The last step in proving PTSD to VA involves establishing a medical nexus (i.e., link) between your PTSD and the in-service stressor.  Importantly, a medical nexus is not required in cases where PTSD is presumed to be connected to your service as described above.  However, when a medical nexus is necessary, it must demonstrate that your PTSD is at least as likely as not related to your in-service stressor.  VA will likely obtain a medical opinion regarding this nexus, but it is important to note that you are able to seek an outside opinion from a psychological expert as well.

How VA Rates PTSD

Once service-connected for PTSD, VA will assign a disability rating.  In doing so, VA will consider the frequency, duration, and severity of your symptoms along with the resulting level of social and occupational impairment.  In other words, your disability rating reflects how you are affected in both your personal life and your work life.  Generally, the more severe your symptoms are, the higher your disability rating.

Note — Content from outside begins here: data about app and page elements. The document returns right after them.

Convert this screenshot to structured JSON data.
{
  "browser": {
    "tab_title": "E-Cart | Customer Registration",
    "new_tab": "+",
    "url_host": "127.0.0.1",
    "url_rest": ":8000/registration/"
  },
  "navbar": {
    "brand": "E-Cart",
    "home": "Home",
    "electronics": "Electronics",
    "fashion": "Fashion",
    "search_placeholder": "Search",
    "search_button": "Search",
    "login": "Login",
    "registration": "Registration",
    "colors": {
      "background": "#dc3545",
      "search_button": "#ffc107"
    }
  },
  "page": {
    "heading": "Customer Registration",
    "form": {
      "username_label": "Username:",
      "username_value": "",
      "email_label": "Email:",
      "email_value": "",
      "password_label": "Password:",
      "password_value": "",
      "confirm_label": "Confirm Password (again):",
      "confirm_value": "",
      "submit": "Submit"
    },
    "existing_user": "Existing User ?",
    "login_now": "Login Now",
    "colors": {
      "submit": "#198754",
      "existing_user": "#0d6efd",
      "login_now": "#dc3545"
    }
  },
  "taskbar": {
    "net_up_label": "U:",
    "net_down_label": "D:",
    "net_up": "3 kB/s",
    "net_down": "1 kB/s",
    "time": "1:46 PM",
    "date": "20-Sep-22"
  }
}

To determine your disability rating for PTSD, VA uses the General Rating Formula for Mental Disorders.  This rating scale ranges from 0 percent to 100 percent with in-between ratings of 10, 30, 50, and 70 percent.  Each rating under the General Rating Formula for Mental Disorders has specific criteria that a veteran must meet in order to receive that evaluation.

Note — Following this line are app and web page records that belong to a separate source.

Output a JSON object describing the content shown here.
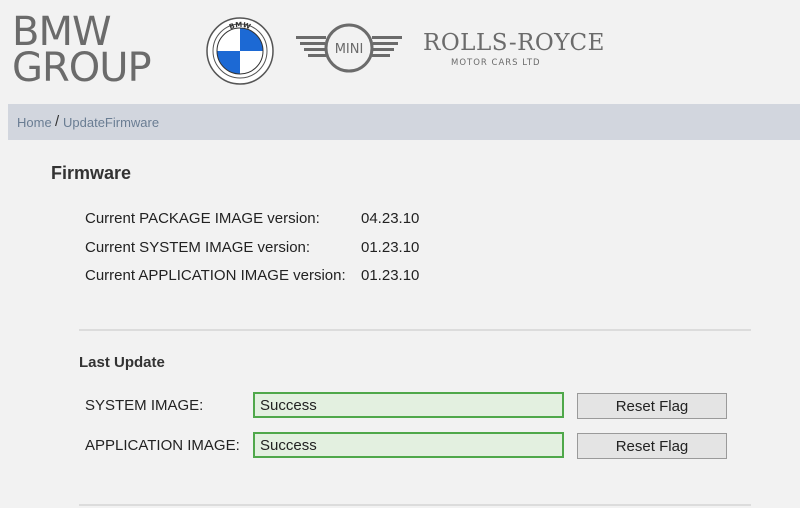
{
  "header": {
    "brand_group": [
      "BMW",
      "GROUP"
    ],
    "bmw_logo_text": "BMW",
    "mini_logo_text": "MINI",
    "rolls_royce": {
      "name": "ROLLS-ROYCE",
      "subtitle": "MOTOR CARS LTD"
    }
  },
  "breadcrumb": {
    "home": "Home",
    "separator": "/",
    "current": "UpdateFirmware"
  },
  "firmware": {
    "title": "Firmware",
    "versions": [
      {
        "label": "Current PACKAGE IMAGE version:",
        "value": "04.23.10"
      },
      {
        "label": "Current SYSTEM IMAGE version:",
        "value": "01.23.10"
      },
      {
        "label": "Current APPLICATION IMAGE version:",
        "value": "01.23.10"
      }
    ]
  },
  "last_update": {
    "title": "Last Update",
    "items": [
      {
        "label": "SYSTEM IMAGE:",
        "status": "Success",
        "button": "Reset Flag"
      },
      {
        "label": "APPLICATION IMAGE:",
        "status": "Success",
        "button": "Reset Flag"
      }
    ]
  },
  "colors": {
    "background": "#f2f2f2",
    "breadcrumb_bg": "#d2d6de",
    "breadcrumb_link": "#6a7d93",
    "success_border": "#4fa84a",
    "success_fill": "#e3f0e0",
    "bmw_blue": "#1c69d4"
  }
}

PTSD Rating Scale for VA Disability Claims Explained

What is an Automatic 50 Percent PTSD Rating?

Many veterans are under the impression that they can receive an automatic PTSD rating of 50 percent.  Unfortunately, this notion is not entirely accurate as there are specific circumstances under which the automatic 50% rating applies.

According to VA regulation titled 38 CFR § 4.129, “when a mental disorder that develops in service as a result of a highly stressful event is severe enough to bring about the veteran’s release from active military service, the rating agency shall assign an evaluation of not less than 50 percent and schedule an examination within the six month period following the veteran’s discharge to determine whether a change in evaluation is warranted.”  In other words, an automatic 50% disability rating will only be granted to veterans with PTSD if they were discharged from military service as a result of their PTSD.

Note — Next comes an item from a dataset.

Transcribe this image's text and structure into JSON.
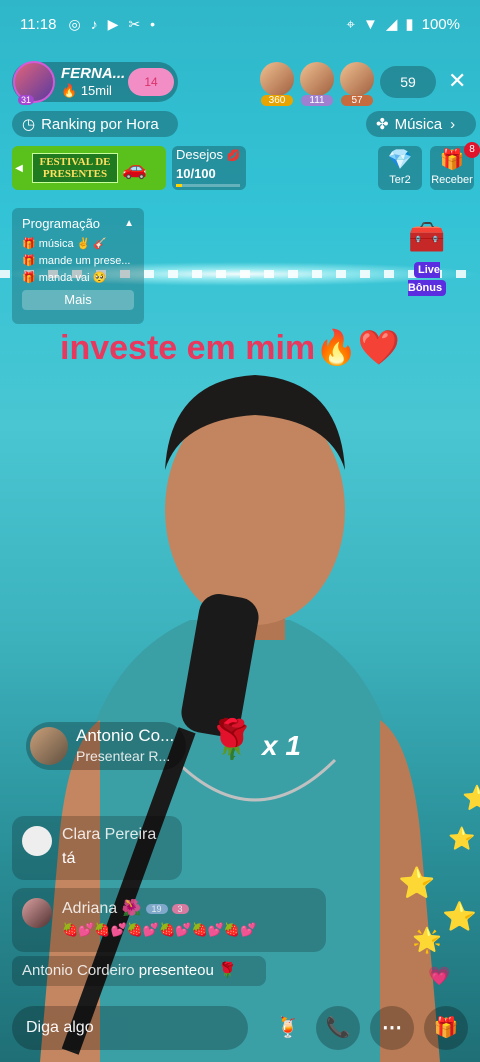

Furthermore, this automatic 50 % disability rating only lasts for six months at which point the condition will be re-evaluated.  While it is possible that the Veteran’s automatic 50% disability rating will continue, it is also possible that the rating will be reduced.  To establish a 50 percent rating for PTSD outside of the automatic qualifier, veterans must demonstrate the following:

  • 50% – “Occupational and social impairment with reduced reliability and productivity due to such symptoms as: flattened affect; circumstantial, circulatory, or stereotyped speech; panic attacks more than once a week; difficulty in understanding complex commands; impairment of short- and long-term memory (e.g., retention of only highly learned material, forgetting to complete tasks); impaired judgment; impaired abstract thinking; disturbances of motivation and mood; difficulty in establishing and maintaining effective work and social relationships.

If a veteran receives a 50 percent PTSD rating under typical circumstances, it is likely that they are beginning to display more noticeable cognitive deficits such as difficulty following instructions or making decisions that depart from past behavior.

Additionally, some of the mood-associated symptomology including depression and anxiety may begin to manifest in physiological ways, such as a flattened affect.  In other words, due to feelings of depression, you might speak in a monotonous tone and lack facial expressions.  Again, the level of occupational and social impairment also increases as part of the 50 percent PTSD rating.  Here, the symptoms mentioned above cause a decrease in your ability to efficiently complete work-related tasks.

About the Author

Bio photo of Kaitlyn Degnan

Kaitlyn joined CCK in September of 2017 as an Associate Attorney. Her practice focuses on representing disabled veterans before the United States Court of Appeals for Veterans Claims.

See more about Kaitlyn